2 Answers | Add Yours
In Jonathan Swift's satirical essay "A Modest Proposal" the speaker proposes that infants in Ireland, whose parents have no means of feeding them or clothing or housing them other than by begging (or stealing) and who are most often not children produced in a marriage, should, at the age of one year old, be sold as a food commodity.
He states that a 28-pound one-year-old should be able to feed a family for four nights. Furthermore, the skin could be sold as a separate commodity for gloves and such. He proposes that this would have benefit for the parents as they would have something of value to trade with and may perhaps then be able to pay their rent.
It's important to differentiate between the speaker (the narrator) of "A Modest Proposal" and Jonathan Swift, the author of the piece. The speaker, an individual focused solely on economics, spends the first paragraphs of the essay expressing in moving terms the plight of the many poor people in Ireland: the women in rags begging with their children clinging to them, the young men who are so hungry they die when they finally do get a job from the exertion of the work, the people who sell themselves into slavery in Barbados because the alternative is starvation. After having articulated their plight, the narrator then unveils his "modest" proposal: that poor women fatten their babies for a year and then sell them as a gourmet delicacy for rich people's tables. The narrator goes on to describe all the benefits that would accrue from this sale of babies, benefits that further outline the miserable conditions in which the poor currently live--men would be less likely to abuse their wives if the women were carrying or feeding a salable commodity, women would be less likely to abort their babies, Ireland's trade balance would improve, and the poor would have money. The narrator even proposes hunts for poor children at about age 12.
Swift's purpose in writing this satire was to shock people into considering more humane solutions than cannibalism to the problem of Irish poverty--solutions he had proposed to deaf ears numerous times. The essay did succeed in shocking people and has remained a classic example of satire ever since.

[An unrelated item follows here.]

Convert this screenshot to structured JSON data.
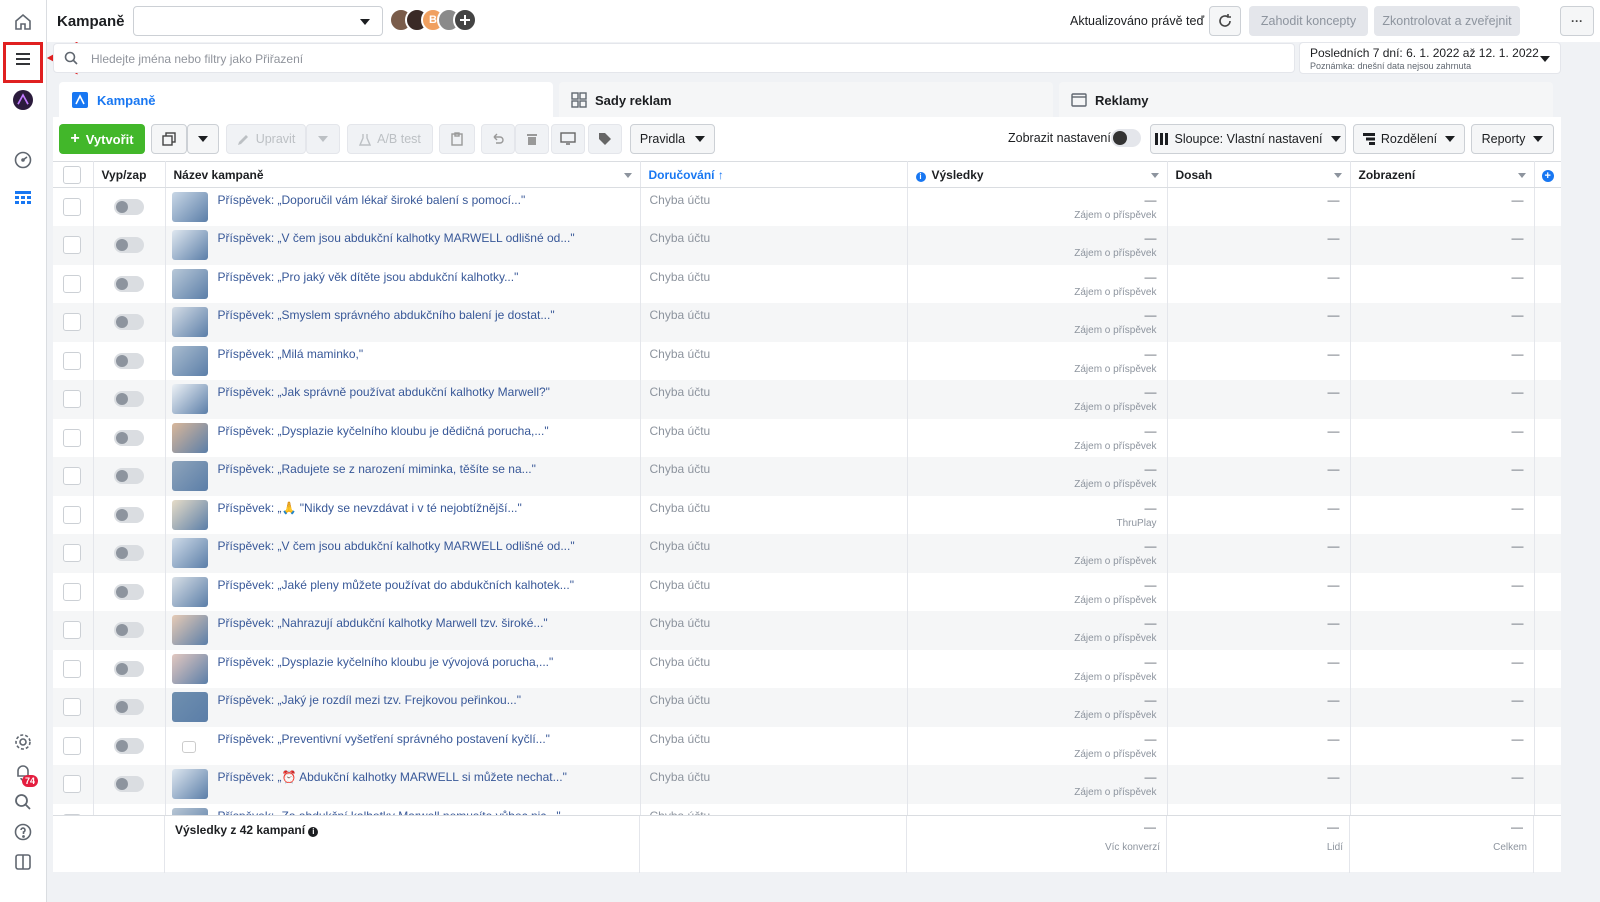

We’ve answered 319,210 questions. We can answer yours, too.Ask a question